Complaint a&p Stop&Shop False Advertising
GP licenses the ENMOTION towel dispenser to distributors who license it to restroom operators. The restroom operators are contractually obligated to use only ENMOTION brand toweling. Von Drehle created compatible (and allegedly inferior) paper for the ENMOTION dispenser. Fourth Circuit reverses lower court’s dismissal of GP’s trademark infringement cause, as GP may be allowed to show actionable post-purchase confusion by the non-purchasing public: namely restroom users who expect ENMOTION towels to come out of an ENMOTION dispenser (GP argued that this was analogous to expectations that COCA COLA is dispensed from a COCA COLA-marked soda fountain.
Question: Assuming that the restroom operators are not confused, how would confusion among restroom users affect GP monetarily?
Also: the concurrence on page 25 is a must-read.
Decision 4th Circuit GP Enmotion Dispenser
Las Vegas Trademark Attorney: “Avoiding The Wrath of Righthaven”:

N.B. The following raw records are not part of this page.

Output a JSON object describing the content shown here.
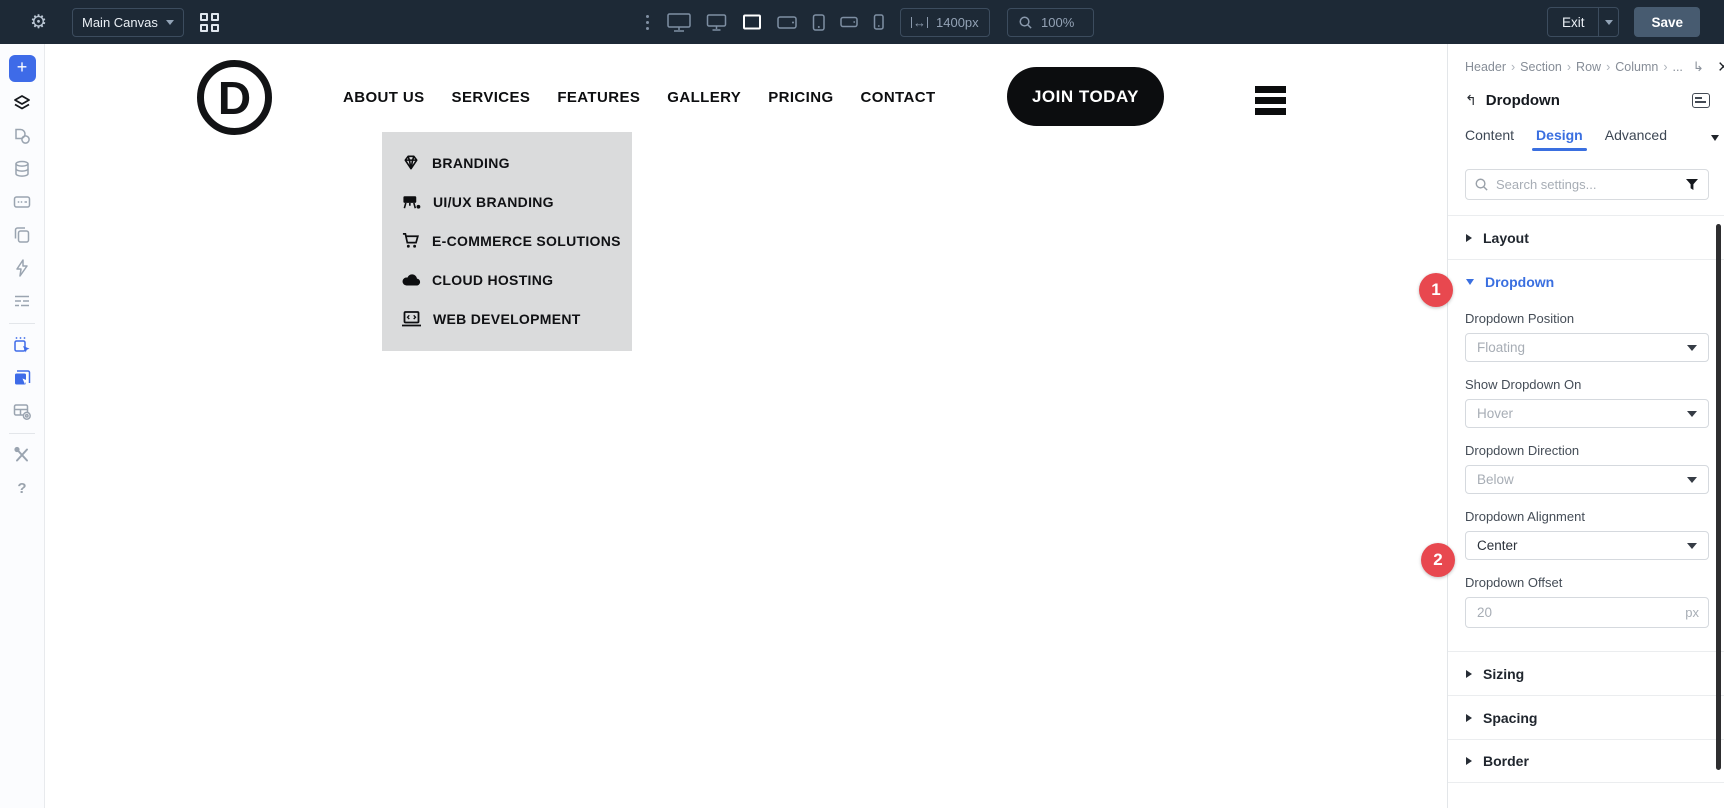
{
  "toolbar": {
    "canvas_selector": "Main Canvas",
    "width_value": "1400px",
    "zoom_value": "100%",
    "exit_label": "Exit",
    "save_label": "Save",
    "device_icons": [
      "desktop-large-icon",
      "desktop-icon",
      "laptop-icon-active",
      "tablet-landscape-icon",
      "tablet-portrait-icon",
      "phone-landscape-icon",
      "phone-portrait-icon"
    ]
  },
  "sidebar": {
    "icons": [
      "add",
      "layers",
      "design-library",
      "database",
      "form-field",
      "templates",
      "actions",
      "structure",
      "select-mode",
      "multi-select-mode",
      "grid-settings",
      "tools",
      "help"
    ],
    "help_glyph": "?"
  },
  "canvas": {
    "logo_letter": "D",
    "nav_items": [
      "ABOUT US",
      "SERVICES",
      "FEATURES",
      "GALLERY",
      "PRICING",
      "CONTACT"
    ],
    "cta_label": "JOIN TODAY",
    "dropdown_menu": {
      "items": [
        {
          "icon": "gem-icon",
          "label": "BRANDING"
        },
        {
          "icon": "design-icon",
          "label": "UI/UX BRANDING"
        },
        {
          "icon": "cart-icon",
          "label": "E-COMMERCE SOLUTIONS"
        },
        {
          "icon": "cloud-icon",
          "label": "CLOUD HOSTING"
        },
        {
          "icon": "laptop-code-icon",
          "label": "WEB DEVELOPMENT"
        }
      ]
    }
  },
  "panel": {
    "breadcrumb": {
      "items": [
        "Header",
        "Section",
        "Row",
        "Column"
      ],
      "separator": "›",
      "overflow": "...",
      "up_glyph": "↳",
      "close_glyph": "×"
    },
    "back_glyph": "↰",
    "element_title": "Dropdown",
    "tabs": [
      "Content",
      "Design",
      "Advanced"
    ],
    "active_tab": "Design",
    "search_placeholder": "Search settings...",
    "sections": [
      {
        "label": "Layout",
        "state": "collapsed"
      },
      {
        "label": "Dropdown",
        "state": "expanded"
      },
      {
        "label": "Sizing",
        "state": "collapsed"
      },
      {
        "label": "Spacing",
        "state": "collapsed"
      },
      {
        "label": "Border",
        "state": "collapsed"
      }
    ],
    "dropdown_settings": [
      {
        "label": "Dropdown Position",
        "value": "Floating",
        "control": "select",
        "value_state": "placeholder"
      },
      {
        "label": "Show Dropdown On",
        "value": "Hover",
        "control": "select",
        "value_state": "placeholder"
      },
      {
        "label": "Dropdown Direction",
        "value": "Below",
        "control": "select",
        "value_state": "placeholder"
      },
      {
        "label": "Dropdown Alignment",
        "value": "Center",
        "control": "select",
        "value_state": "set"
      },
      {
        "label": "Dropdown Offset",
        "value": "20",
        "suffix": "px",
        "control": "input"
      }
    ]
  },
  "annotations": {
    "badges": [
      "1",
      "2"
    ],
    "color": "#e8484f"
  },
  "colors": {
    "toolbar_bg": "#1d2936",
    "accent_blue": "#3a6fe0",
    "sidebar_accent": "#3e6be8",
    "badge_red": "#e8484f",
    "save_bg": "#475b70",
    "canvas_menu_bg": "#dadbdc",
    "cta_bg": "#0c0d0f"
  }
}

There has been a lot of discussion in the Las Vegas area (and nationwide) about the numerous copyright infringement lawsuits filed by a Las Vegas company named Righthaven, LLC. As of August 4, 2010, Righthaven had filed approximately 86 lawsuits against various website operators claiming copyright infringement. While not immediate apparent from the lawsuits, Righthaven is essentially a company established by Stephens Media LLC, the owner of numerous newspaper including the Las Vegas Review Journal (the “RJ”), in order to go after any and all third party websites that improperly excerpt all or part of the copyrighted articles from the RJ.
Complainant appears to have been misleading as to whether it adopted its mark before or after respondent’s registration of the domain name CREDITEUROPE.COM, and argues that it is simply more important than registrant. Complainant loses on the first prong and there’s a stinging concurrence.
Decision UDRP Credit Europe
This is now the latest Second Circuit decision on minimum contacts in NY in an IP context.
Chloe sues Defendant. Defendant sold 52 non-Chole bags into NY and one alleged Chloe-counterfeit to Chloe’s NY law firm. The 2d Cir finds the totality of those sales sufficient for personal jurisdiction Page 18: the court says that a single trap sale ‘might well be sufficent.’
Decision Chloe Queen Bee 2d Circuit PJ
Levi Strauss fiercely protects its ‘arcuate’ trademarks, the arch-like design on back pockets, etc. Revise Clothing received the registration above, received a demand letter from Levis, and now brings a declaratory judgement action.
Complaint Revise Vanilla Star Levis Arcuate Trademark
Plaintiff Gaiman (famous writer) sues Defendant McFarlane (famous comic artist). Defendant hired plaintiff to write some scripts for the SPAWN comic book. Plaintiff creates a new character, Dark Age Spawn. Defendant later uses a Medieval Spawn. Judge, in determining damages, finds that Medieval Spawn infringes Dark Age Spawn.
Rainy day fun: compare the copyright analysis of Dark Age Spawn v Medieval Spawn, to the analysis of Bratty Dolls in the Ninth Circuit Bratz case. Who would win in a fight: Medieval Spawn or a Bratz Girl?
Decision Gaiman Mcfarlane Spawn